**What the task requires:**
From the records below, pull each line that has "image".
:::::
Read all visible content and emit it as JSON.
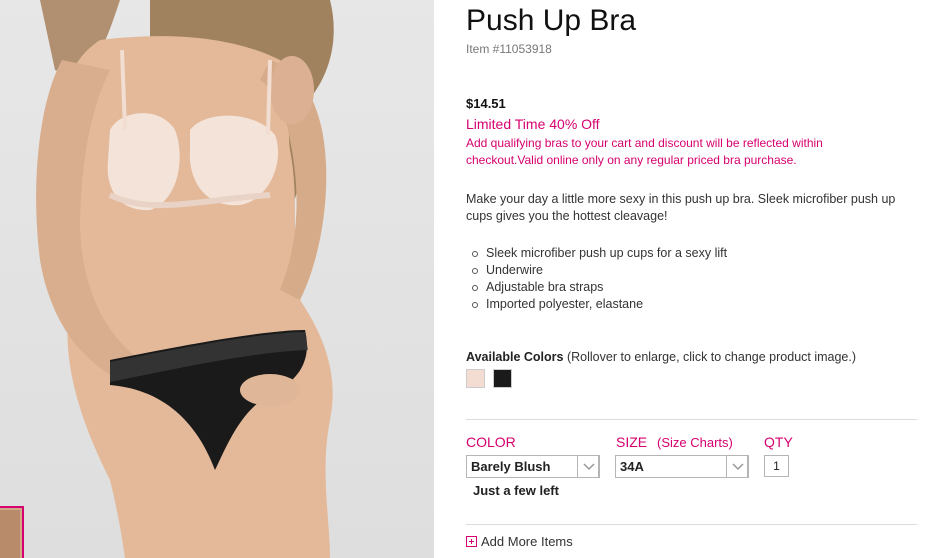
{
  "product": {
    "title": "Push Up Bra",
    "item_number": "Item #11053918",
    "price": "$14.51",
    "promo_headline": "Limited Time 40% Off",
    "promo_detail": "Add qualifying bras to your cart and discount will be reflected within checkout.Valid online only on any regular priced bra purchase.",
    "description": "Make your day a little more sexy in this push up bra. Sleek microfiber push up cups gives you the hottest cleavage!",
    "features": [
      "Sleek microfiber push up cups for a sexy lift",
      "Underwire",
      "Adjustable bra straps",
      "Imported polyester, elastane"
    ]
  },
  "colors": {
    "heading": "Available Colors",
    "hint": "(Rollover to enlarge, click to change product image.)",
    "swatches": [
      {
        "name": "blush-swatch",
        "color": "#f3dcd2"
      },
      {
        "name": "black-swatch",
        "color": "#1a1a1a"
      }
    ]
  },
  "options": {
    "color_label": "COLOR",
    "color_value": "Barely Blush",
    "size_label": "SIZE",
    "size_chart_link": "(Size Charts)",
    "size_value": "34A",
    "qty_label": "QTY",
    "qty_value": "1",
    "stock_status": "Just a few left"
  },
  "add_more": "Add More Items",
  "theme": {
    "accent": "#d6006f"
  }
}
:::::
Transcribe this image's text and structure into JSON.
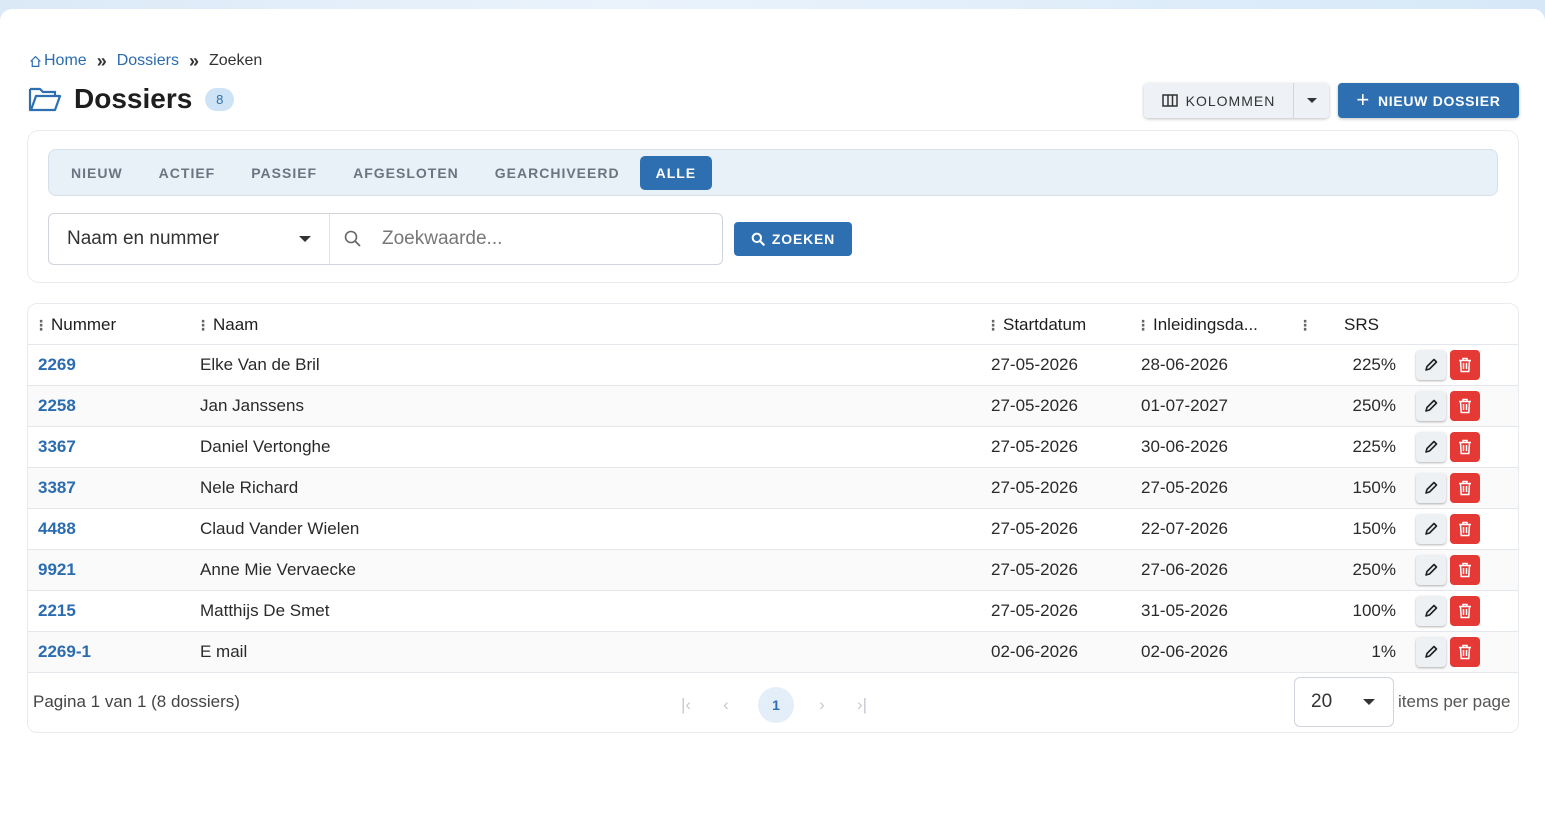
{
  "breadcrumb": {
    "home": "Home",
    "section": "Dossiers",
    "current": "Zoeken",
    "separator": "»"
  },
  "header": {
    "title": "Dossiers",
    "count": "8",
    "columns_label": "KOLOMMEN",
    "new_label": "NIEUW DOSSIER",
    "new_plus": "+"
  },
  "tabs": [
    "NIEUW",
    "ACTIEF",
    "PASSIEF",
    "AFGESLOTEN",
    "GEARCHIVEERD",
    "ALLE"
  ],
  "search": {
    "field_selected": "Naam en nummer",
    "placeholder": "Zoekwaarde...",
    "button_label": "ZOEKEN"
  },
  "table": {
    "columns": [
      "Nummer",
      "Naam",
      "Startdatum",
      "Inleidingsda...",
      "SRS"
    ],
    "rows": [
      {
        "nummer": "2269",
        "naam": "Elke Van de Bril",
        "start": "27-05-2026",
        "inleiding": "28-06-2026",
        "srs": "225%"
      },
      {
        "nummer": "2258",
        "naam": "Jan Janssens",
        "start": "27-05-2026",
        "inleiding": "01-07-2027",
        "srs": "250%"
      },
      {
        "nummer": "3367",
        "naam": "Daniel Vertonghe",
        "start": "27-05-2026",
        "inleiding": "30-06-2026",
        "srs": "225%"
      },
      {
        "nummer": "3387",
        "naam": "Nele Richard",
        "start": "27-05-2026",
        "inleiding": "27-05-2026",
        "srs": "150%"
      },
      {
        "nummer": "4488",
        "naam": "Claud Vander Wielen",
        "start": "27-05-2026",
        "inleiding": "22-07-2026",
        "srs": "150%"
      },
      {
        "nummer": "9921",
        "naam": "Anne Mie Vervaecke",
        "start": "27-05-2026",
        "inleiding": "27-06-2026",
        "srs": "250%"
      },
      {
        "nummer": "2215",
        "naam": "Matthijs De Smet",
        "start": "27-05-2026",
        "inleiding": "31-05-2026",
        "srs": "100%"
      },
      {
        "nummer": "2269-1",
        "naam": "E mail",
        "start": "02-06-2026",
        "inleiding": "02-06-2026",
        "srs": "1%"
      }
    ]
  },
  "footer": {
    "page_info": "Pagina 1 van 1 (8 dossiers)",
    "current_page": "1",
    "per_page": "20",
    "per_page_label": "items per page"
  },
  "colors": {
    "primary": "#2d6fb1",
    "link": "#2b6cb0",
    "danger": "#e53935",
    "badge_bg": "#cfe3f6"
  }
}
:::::
**Output for this exercise:**
    "hint": "(Rollover to enlarge, click to change product image.)",
Transcribe this image's text and structure into JSON.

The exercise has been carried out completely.